Dataset rows for apps and sites
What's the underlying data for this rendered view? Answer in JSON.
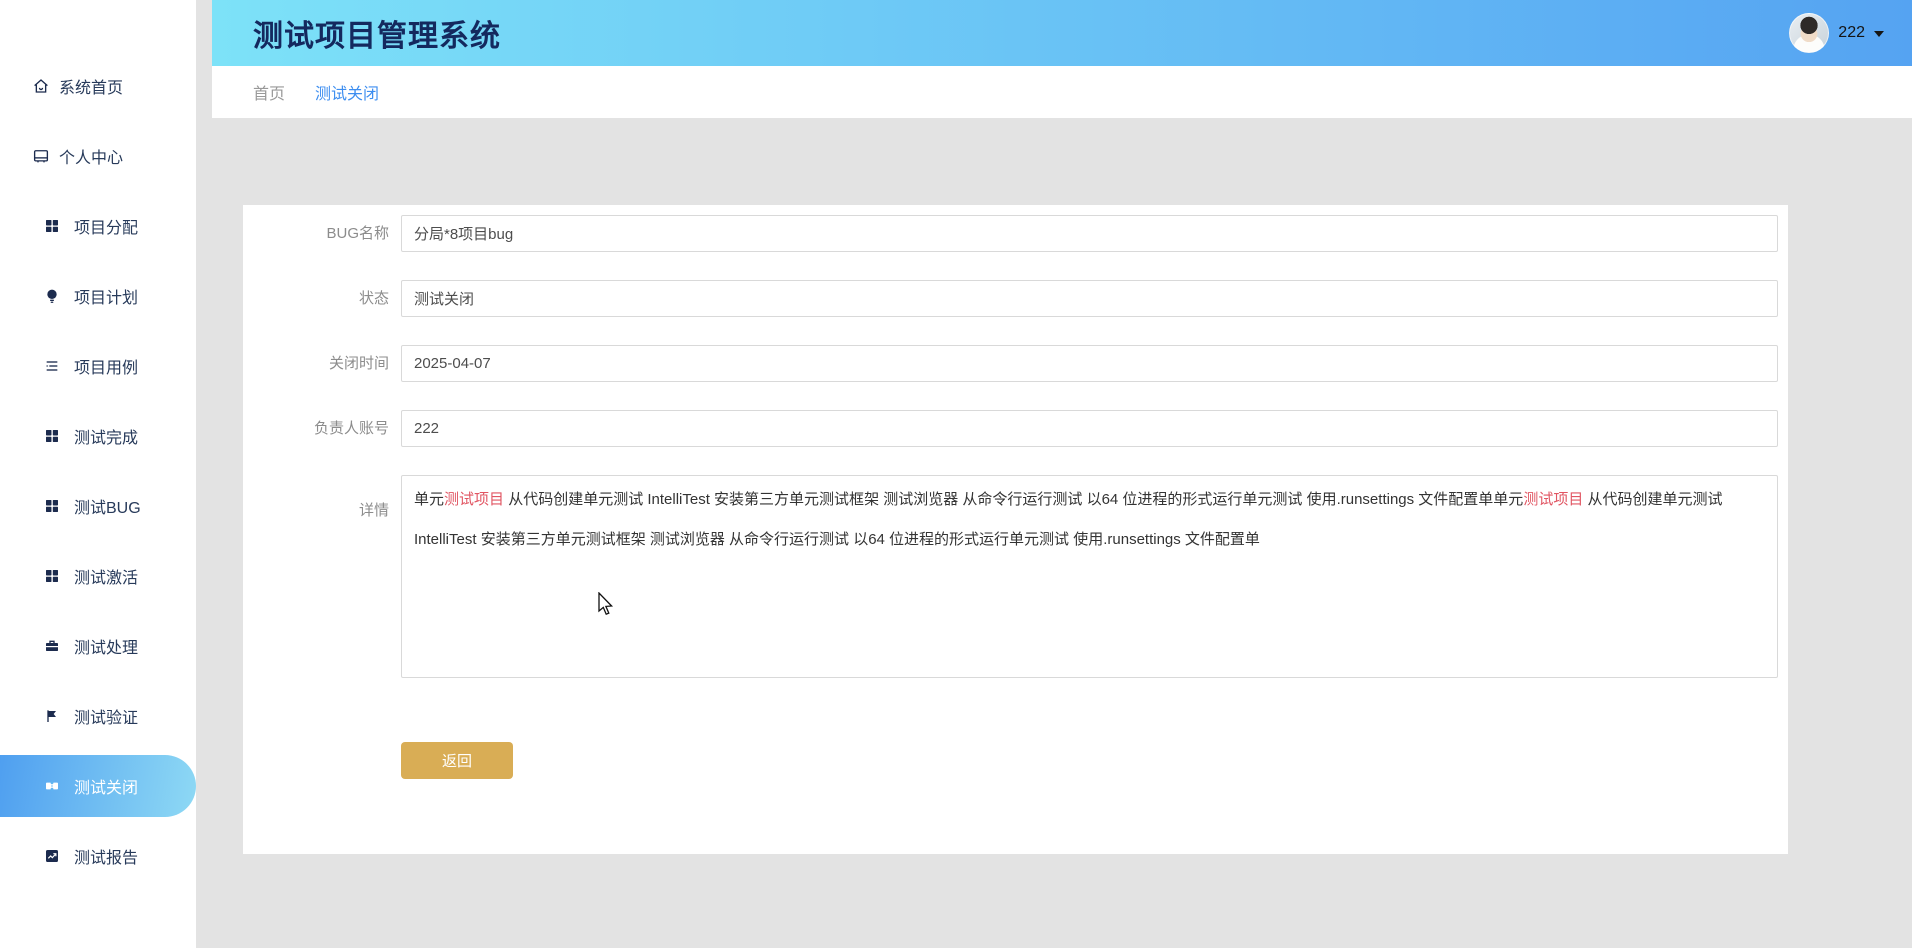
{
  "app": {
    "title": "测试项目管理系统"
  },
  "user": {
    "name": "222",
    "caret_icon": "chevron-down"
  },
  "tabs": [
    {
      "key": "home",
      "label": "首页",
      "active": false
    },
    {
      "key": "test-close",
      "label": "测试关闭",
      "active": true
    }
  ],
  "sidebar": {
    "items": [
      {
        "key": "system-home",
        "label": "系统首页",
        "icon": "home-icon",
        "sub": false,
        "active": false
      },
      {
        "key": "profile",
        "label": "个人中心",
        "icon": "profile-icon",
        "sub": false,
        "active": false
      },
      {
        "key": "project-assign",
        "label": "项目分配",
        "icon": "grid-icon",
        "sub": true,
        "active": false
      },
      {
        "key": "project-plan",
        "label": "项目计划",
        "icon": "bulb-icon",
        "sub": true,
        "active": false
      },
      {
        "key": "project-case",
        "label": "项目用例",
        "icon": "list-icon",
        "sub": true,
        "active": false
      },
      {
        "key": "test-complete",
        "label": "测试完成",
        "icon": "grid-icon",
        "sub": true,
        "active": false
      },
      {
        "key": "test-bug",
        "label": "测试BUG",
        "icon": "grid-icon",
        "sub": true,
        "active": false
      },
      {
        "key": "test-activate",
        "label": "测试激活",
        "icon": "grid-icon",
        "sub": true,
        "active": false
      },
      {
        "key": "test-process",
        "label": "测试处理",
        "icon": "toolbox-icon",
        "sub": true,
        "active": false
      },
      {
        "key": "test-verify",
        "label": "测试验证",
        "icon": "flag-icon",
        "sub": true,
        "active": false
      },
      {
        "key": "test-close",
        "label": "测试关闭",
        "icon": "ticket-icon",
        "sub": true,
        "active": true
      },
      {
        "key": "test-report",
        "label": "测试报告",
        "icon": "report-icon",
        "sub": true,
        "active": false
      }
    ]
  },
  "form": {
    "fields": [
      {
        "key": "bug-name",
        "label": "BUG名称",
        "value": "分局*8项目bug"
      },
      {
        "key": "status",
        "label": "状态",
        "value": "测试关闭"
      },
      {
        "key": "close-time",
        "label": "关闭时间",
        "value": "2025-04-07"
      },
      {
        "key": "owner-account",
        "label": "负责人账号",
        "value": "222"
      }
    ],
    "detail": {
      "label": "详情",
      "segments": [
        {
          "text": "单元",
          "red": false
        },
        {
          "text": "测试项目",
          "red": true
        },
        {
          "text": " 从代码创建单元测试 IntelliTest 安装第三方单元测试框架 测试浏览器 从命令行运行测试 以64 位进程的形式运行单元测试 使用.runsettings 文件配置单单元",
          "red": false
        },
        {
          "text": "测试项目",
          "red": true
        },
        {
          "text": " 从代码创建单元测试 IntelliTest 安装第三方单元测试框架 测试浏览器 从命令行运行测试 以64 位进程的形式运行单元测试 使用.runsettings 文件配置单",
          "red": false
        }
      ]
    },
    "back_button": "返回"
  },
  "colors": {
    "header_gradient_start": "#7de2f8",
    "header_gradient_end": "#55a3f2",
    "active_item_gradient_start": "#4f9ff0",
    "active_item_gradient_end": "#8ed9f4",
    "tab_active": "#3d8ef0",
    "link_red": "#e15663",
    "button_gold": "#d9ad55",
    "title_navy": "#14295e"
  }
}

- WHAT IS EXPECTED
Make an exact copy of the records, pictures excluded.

- ANSWER TO THE PROBLEM
What's the underlying data for this rendered view? Answer in JSON.
{
  "app": {
    "title": "测试项目管理系统"
  },
  "user": {
    "name": "222",
    "caret_icon": "chevron-down"
  },
  "tabs": [
    {
      "key": "home",
      "label": "首页",
      "active": false
    },
    {
      "key": "test-close",
      "label": "测试关闭",
      "active": true
    }
  ],
  "sidebar": {
    "items": [
      {
        "key": "system-home",
        "label": "系统首页",
        "icon": "home-icon",
        "sub": false,
        "active": false
      },
      {
        "key": "profile",
        "label": "个人中心",
        "icon": "profile-icon",
        "sub": false,
        "active": false
      },
      {
        "key": "project-assign",
        "label": "项目分配",
        "icon": "grid-icon",
        "sub": true,
        "active": false
      },
      {
        "key": "project-plan",
        "label": "项目计划",
        "icon": "bulb-icon",
        "sub": true,
        "active": false
      },
      {
        "key": "project-case",
        "label": "项目用例",
        "icon": "list-icon",
        "sub": true,
        "active": false
      },
      {
        "key": "test-complete",
        "label": "测试完成",
        "icon": "grid-icon",
        "sub": true,
        "active": false
      },
      {
        "key": "test-bug",
        "label": "测试BUG",
        "icon": "grid-icon",
        "sub": true,
        "active": false
      },
      {
        "key": "test-activate",
        "label": "测试激活",
        "icon": "grid-icon",
        "sub": true,
        "active": false
      },
      {
        "key": "test-process",
        "label": "测试处理",
        "icon": "toolbox-icon",
        "sub": true,
        "active": false
      },
      {
        "key": "test-verify",
        "label": "测试验证",
        "icon": "flag-icon",
        "sub": true,
        "active": false
      },
      {
        "key": "test-close",
        "label": "测试关闭",
        "icon": "ticket-icon",
        "sub": true,
        "active": true
      },
      {
        "key": "test-report",
        "label": "测试报告",
        "icon": "report-icon",
        "sub": true,
        "active": false
      }
    ]
  },
  "form": {
    "fields": [
      {
        "key": "bug-name",
        "label": "BUG名称",
        "value": "分局*8项目bug"
      },
      {
        "key": "status",
        "label": "状态",
        "value": "测试关闭"
      },
      {
        "key": "close-time",
        "label": "关闭时间",
        "value": "2025-04-07"
      },
      {
        "key": "owner-account",
        "label": "负责人账号",
        "value": "222"
      }
    ],
    "detail": {
      "label": "详情",
      "segments": [
        {
          "text": "单元",
          "red": false
        },
        {
          "text": "测试项目",
          "red": true
        },
        {
          "text": " 从代码创建单元测试 IntelliTest 安装第三方单元测试框架 测试浏览器 从命令行运行测试 以64 位进程的形式运行单元测试 使用.runsettings 文件配置单单元",
          "red": false
        },
        {
          "text": "测试项目",
          "red": true
        },
        {
          "text": " 从代码创建单元测试 IntelliTest 安装第三方单元测试框架 测试浏览器 从命令行运行测试 以64 位进程的形式运行单元测试 使用.runsettings 文件配置单",
          "red": false
        }
      ]
    },
    "back_button": "返回"
  },
  "colors": {
    "header_gradient_start": "#7de2f8",
    "header_gradient_end": "#55a3f2",
    "active_item_gradient_start": "#4f9ff0",
    "active_item_gradient_end": "#8ed9f4",
    "tab_active": "#3d8ef0",
    "link_red": "#e15663",
    "button_gold": "#d9ad55",
    "title_navy": "#14295e"
  }
}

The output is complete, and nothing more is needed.